> Required action
Find each line in the following listing that has the string "text", then state the count and nothing else.

===== Task input

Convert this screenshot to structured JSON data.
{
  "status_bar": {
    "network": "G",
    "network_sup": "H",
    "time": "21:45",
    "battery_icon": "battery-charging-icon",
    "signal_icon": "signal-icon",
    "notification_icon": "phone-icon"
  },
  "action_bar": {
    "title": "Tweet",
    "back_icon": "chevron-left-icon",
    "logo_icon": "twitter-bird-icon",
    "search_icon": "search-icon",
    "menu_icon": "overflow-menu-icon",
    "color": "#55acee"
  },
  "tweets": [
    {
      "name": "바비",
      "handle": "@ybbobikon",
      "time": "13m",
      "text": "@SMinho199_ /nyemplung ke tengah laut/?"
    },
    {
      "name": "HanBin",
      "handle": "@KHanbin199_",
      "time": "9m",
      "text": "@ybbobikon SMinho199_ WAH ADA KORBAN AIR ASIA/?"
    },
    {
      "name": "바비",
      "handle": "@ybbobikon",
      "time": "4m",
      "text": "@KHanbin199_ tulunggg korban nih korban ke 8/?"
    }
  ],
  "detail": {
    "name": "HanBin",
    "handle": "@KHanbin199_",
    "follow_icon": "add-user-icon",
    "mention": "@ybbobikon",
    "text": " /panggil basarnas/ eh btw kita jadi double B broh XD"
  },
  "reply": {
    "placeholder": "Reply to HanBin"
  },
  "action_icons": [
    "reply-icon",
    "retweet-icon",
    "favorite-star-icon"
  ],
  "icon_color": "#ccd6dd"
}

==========

> Task answer
4